(Data records for software interfaces)

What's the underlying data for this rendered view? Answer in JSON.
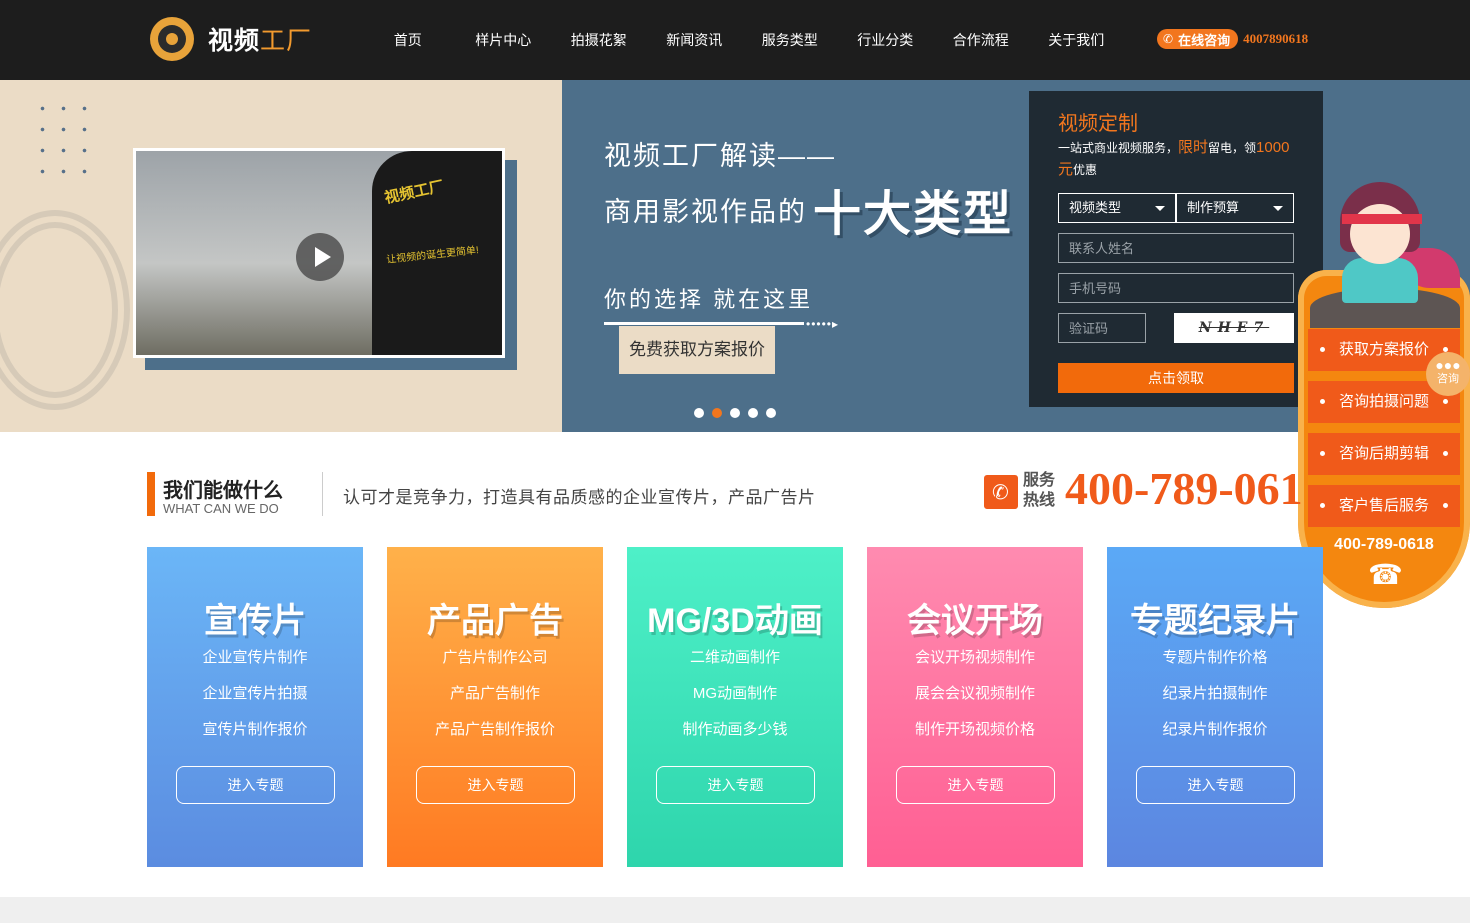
{
  "header": {
    "logo_main": "视频",
    "logo_accent": "工厂",
    "nav": [
      "首页",
      "样片中心",
      "拍摄花絮",
      "新闻资讯",
      "服务类型",
      "行业分类",
      "合作流程",
      "关于我们"
    ],
    "consult_label": "在线咨询",
    "consult_phone": "4007890618",
    "accent_color": "#f2761e"
  },
  "banner": {
    "video_person_text": "视频工厂",
    "video_person_sub": "让视频的诞生更简单!",
    "title_line1": "视频工厂解读——",
    "title_line2_prefix": "商用影视作品的",
    "title_line2_big": "十大类型",
    "subtitle": "你的选择 就在这里",
    "arrow": "•••••▸",
    "cta": "免费获取方案报价",
    "slides": 5,
    "active_slide": 2
  },
  "form": {
    "title": "视频定制",
    "desc_prefix": "一站式商业视频服务，",
    "desc_hl1": "限时",
    "desc_mid": "留电，领",
    "desc_hl2": "1000元",
    "desc_suffix": "优惠",
    "select_type": "视频类型",
    "select_budget": "制作预算",
    "name_placeholder": "联系人姓名",
    "phone_placeholder": "手机号码",
    "code_placeholder": "验证码",
    "captcha_text": "NHE7",
    "submit": "点击领取"
  },
  "float_panel": {
    "items": [
      "获取方案报价",
      "咨询拍摄问题",
      "咨询后期剪辑",
      "客户售后服务"
    ],
    "phone": "400-789-0618",
    "phone_icon": "☎",
    "consult_bubble": "咨询"
  },
  "section": {
    "title": "我们能做什么",
    "subtitle": "WHAT CAN WE DO",
    "desc": "认可才是竞争力，打造具有品质感的企业宣传片，产品广告片",
    "hotline_label1": "服务",
    "hotline_label2": "热线",
    "hotline_number": "400-789-061"
  },
  "cards": [
    {
      "title": "宣传片",
      "links": [
        "企业宣传片制作",
        "企业宣传片拍摄",
        "宣传片制作报价"
      ],
      "button": "进入专题",
      "color_top": "#6bb6f7",
      "color_bottom": "#5b8ce0"
    },
    {
      "title": "产品广告",
      "links": [
        "广告片制作公司",
        "产品广告制作",
        "产品广告制作报价"
      ],
      "button": "进入专题",
      "color_top": "#ffb14a",
      "color_bottom": "#ff7a22"
    },
    {
      "title": "MG/3D动画",
      "links": [
        "二维动画制作",
        "MG动画制作",
        "制作动画多少钱"
      ],
      "button": "进入专题",
      "color_top": "#4ef0c8",
      "color_bottom": "#2ed5ac"
    },
    {
      "title": "会议开场",
      "links": [
        "会议开场视频制作",
        "展会会议视频制作",
        "制作开场视频价格"
      ],
      "button": "进入专题",
      "color_top": "#ff8bb0",
      "color_bottom": "#ff5f93"
    },
    {
      "title": "专题纪录片",
      "links": [
        "专题片制作价格",
        "纪录片拍摄制作",
        "纪录片制作报价"
      ],
      "button": "进入专题",
      "color_top": "#5ba9f6",
      "color_bottom": "#5c86e0"
    }
  ]
}
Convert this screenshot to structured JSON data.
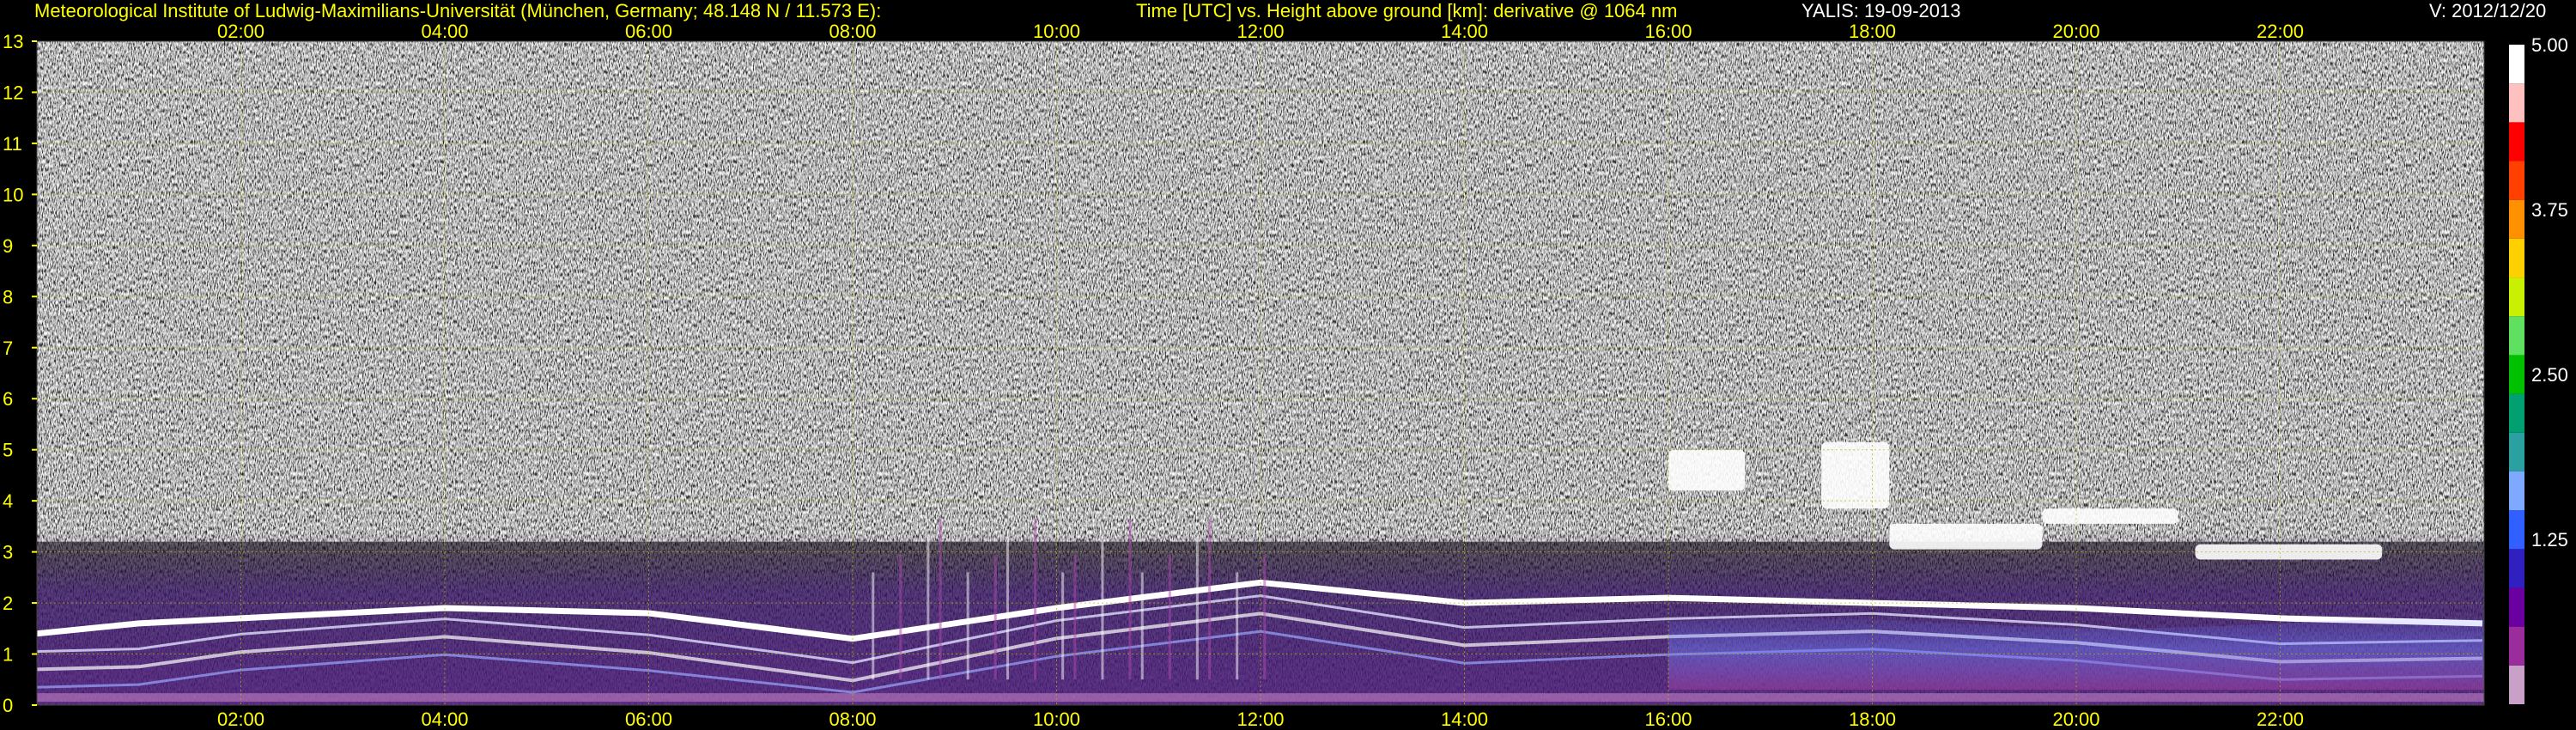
{
  "header": {
    "institute": "Meteorological Institute of Ludwig-Maximilians-Universität (München, Germany; 48.148 N / 11.573 E):",
    "description": "Time [UTC] vs. Height above ground [km]: derivative @ 1064 nm",
    "instrument_date": "YALIS: 19-09-2013",
    "version": "V: 2012/12/20"
  },
  "chart_data": {
    "type": "heatmap",
    "x_axis": {
      "ticks": [
        "02:00",
        "04:00",
        "06:00",
        "08:00",
        "10:00",
        "12:00",
        "14:00",
        "16:00",
        "18:00",
        "20:00",
        "22:00"
      ],
      "range_hours": [
        0,
        24
      ]
    },
    "y_axis": {
      "ticks": [
        "0",
        "1",
        "2",
        "3",
        "4",
        "5",
        "6",
        "7",
        "8",
        "9",
        "10",
        "11",
        "12",
        "13"
      ],
      "range_km": [
        0,
        13
      ]
    },
    "colorbar": {
      "ticks": [
        "1.25",
        "2.50",
        "3.75",
        "5.00"
      ],
      "range": [
        0,
        5
      ],
      "stops": [
        "#c8a0c8",
        "#9b2c9b",
        "#6a00a0",
        "#3020c0",
        "#3060ff",
        "#7fa8ff",
        "#2aa0a0",
        "#00a070",
        "#00c000",
        "#60e060",
        "#c8f000",
        "#ffd000",
        "#ff9000",
        "#ff4000",
        "#ff0000",
        "#ffc0c0",
        "#ffffff"
      ]
    },
    "grid": true,
    "features": {
      "boundary_layer_top_km": [
        {
          "time": "00:00",
          "h": 1.4
        },
        {
          "time": "01:00",
          "h": 1.6
        },
        {
          "time": "02:00",
          "h": 1.7
        },
        {
          "time": "04:00",
          "h": 1.9
        },
        {
          "time": "06:00",
          "h": 1.8
        },
        {
          "time": "08:00",
          "h": 1.3
        },
        {
          "time": "10:00",
          "h": 1.9
        },
        {
          "time": "12:00",
          "h": 2.4
        },
        {
          "time": "14:00",
          "h": 2.0
        },
        {
          "time": "16:00",
          "h": 2.1
        },
        {
          "time": "18:00",
          "h": 2.0
        },
        {
          "time": "20:00",
          "h": 1.9
        },
        {
          "time": "22:00",
          "h": 1.7
        },
        {
          "time": "23:59",
          "h": 1.6
        }
      ],
      "cloud_layers": [
        {
          "start": "16:00",
          "end": "16:45",
          "h_km": 4.6,
          "thickness_km": 0.8
        },
        {
          "start": "17:30",
          "end": "18:10",
          "h_km": 4.5,
          "thickness_km": 1.3
        },
        {
          "start": "18:10",
          "end": "19:40",
          "h_km": 3.3,
          "thickness_km": 0.5
        },
        {
          "start": "19:40",
          "end": "21:00",
          "h_km": 3.7,
          "thickness_km": 0.3
        },
        {
          "start": "21:10",
          "end": "23:00",
          "h_km": 3.0,
          "thickness_km": 0.3
        }
      ]
    }
  }
}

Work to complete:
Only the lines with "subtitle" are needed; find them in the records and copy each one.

Exercise answer:
    "subtitle": "你的选择 就在这里",
    "subtitle": "WHAT CAN WE DO",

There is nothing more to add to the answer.